The United States 2017–18 influenza season (October 1, 2017–May 19, 2018) was a high severity season with high levels of outpatient clinic and emergency department visits for influenza-like illness (ILI), high influenza-related hospitalization rates, and elevated and geographically widespread influenza activity across the country for an extended period. Nationally, ILI activity began increasing in November, reaching an extended period of high activity during January–February, and remaining elevated through March. Influenza A(H3N2) viruses predominated through February and were predominant overall for the season; influenza B viruses predominated from March onward. This report summarizes U.S. influenza activity* during October 1, 2017–May 19, 2018.†
CDC receives influenza test results from public health and clinical laboratories located in all 50 states, Puerto Rico, and the District of Columbia through U.S. World Health Organization (WHO) Collaborating Laboratories and the National Respiratory and Enteric Virus Surveillance System (NREVSS). During October 1, 2017–May 19, 2018, clinical laboratories tested 1,210,053 specimens for influenza virus; 224,113 (18.5%) tested positive (Supplementary Figure 1, https://stacks.cdc.gov/view/cdc/54973), including 151,413 (67.6%) for influenza A and 72,700 (32.4%) for influenza B. Nationally, the percentage of clinical laboratory–tested specimens positive for influenza virus peaked for 5 consecutive weeks during January 13–February 10 (surveillance weeks 2–6) (range = 26.1%–26.9%). Regionally,§ the week of peak clinical laboratory influenza positivity varied, ranging from the week ending December 30 (week 52) to the week ending February 17 (week 7).
Public health laboratories tested 98,446 specimens during October 1, 2017–May 19, 2018; 53,790 (54.6%) were positive for influenza viruses, including 38,303 (71.2%) positive for influenza A and 15,487 (28.8%) for influenza B (Supplementary Figure 2, https://stacks.cdc.gov/view/cdc/54974). Among the 37,681 seasonal influenza A viruses subtyped, 31,977 (84.9%) were influenza A(H3N2), and 5,704 (15.1%) were influenza A(H1N1)pdm09. Influenza B lineage information was available for 11,950 (77.2%) influenza B viruses; 10,612 (88.8%) were B/Yamagata lineage, and 1,338 (11.2%) were B/Victoria lineage. Whereas influenza A(H3N2) viruses accounted for the majority of circulating viruses, the proportion of influenza A viruses subtyped as A(H1N1)pdm09 ranged regionally from 9.0% in the central United States to approximately 24% in the northwestern and southeastern United States. Influenza B viruses were more commonly reported than were influenza A viruses from early March to late May (weeks 9–20). The proportion of influenza B viruses reported regionally ranged from 23.0% in the Midwest to 40.6% in the northwestern United States.

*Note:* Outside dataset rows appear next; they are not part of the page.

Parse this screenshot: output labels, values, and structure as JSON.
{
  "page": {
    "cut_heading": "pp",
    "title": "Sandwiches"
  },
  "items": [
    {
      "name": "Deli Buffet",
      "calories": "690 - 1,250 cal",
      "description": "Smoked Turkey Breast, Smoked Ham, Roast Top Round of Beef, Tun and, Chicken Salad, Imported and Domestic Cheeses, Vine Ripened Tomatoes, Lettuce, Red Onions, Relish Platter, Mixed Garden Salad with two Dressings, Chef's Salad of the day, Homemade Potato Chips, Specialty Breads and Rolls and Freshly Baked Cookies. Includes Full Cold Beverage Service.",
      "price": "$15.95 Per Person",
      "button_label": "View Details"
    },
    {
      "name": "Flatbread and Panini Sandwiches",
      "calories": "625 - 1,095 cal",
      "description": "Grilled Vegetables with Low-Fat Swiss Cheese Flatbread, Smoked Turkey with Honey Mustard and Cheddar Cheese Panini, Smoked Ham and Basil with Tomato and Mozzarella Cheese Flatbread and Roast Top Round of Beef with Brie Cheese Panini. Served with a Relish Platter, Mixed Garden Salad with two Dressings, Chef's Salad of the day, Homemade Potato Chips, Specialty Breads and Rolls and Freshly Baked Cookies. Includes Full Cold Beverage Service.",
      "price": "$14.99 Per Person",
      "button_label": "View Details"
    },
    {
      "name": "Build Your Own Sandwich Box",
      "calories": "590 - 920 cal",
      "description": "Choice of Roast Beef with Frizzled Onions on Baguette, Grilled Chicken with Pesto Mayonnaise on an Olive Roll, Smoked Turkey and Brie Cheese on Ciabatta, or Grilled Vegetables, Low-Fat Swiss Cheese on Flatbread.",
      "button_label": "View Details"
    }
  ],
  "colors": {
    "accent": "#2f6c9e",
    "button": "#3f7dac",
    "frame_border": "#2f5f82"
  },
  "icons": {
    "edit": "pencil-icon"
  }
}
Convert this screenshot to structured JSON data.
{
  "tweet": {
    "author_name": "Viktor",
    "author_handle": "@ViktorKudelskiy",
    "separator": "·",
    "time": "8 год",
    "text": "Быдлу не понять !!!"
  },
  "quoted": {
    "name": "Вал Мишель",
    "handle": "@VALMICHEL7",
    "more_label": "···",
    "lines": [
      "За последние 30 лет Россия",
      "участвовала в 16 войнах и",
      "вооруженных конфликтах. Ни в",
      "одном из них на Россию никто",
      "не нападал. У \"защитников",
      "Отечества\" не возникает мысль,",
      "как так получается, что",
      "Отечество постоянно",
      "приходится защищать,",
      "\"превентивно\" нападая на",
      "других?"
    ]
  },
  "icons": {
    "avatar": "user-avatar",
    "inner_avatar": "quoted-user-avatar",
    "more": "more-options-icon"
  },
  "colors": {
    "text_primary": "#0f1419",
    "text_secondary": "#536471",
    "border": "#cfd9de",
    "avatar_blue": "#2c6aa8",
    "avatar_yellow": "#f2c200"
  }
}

Among 47,121 (87.6%) patients who tested positive for seasonal influenza virus by public health laboratories and for whom age data were available, 3,802 (8.1%) were aged 0–4 years; 11,550 (24.5%), 5–24 years; 15,597 (33.1%), 25–64 years; and 16,172 (34.3%), ≥65 years. Influenza A(H3N2) viruses predominated among all age groups, ranging from 51.2% of viruses among persons aged 5–24 years to 70.0% among persons aged ≥65 years. The largest proportion of reported influenza B viruses (36.5%) occurred in persons aged 5–24 years.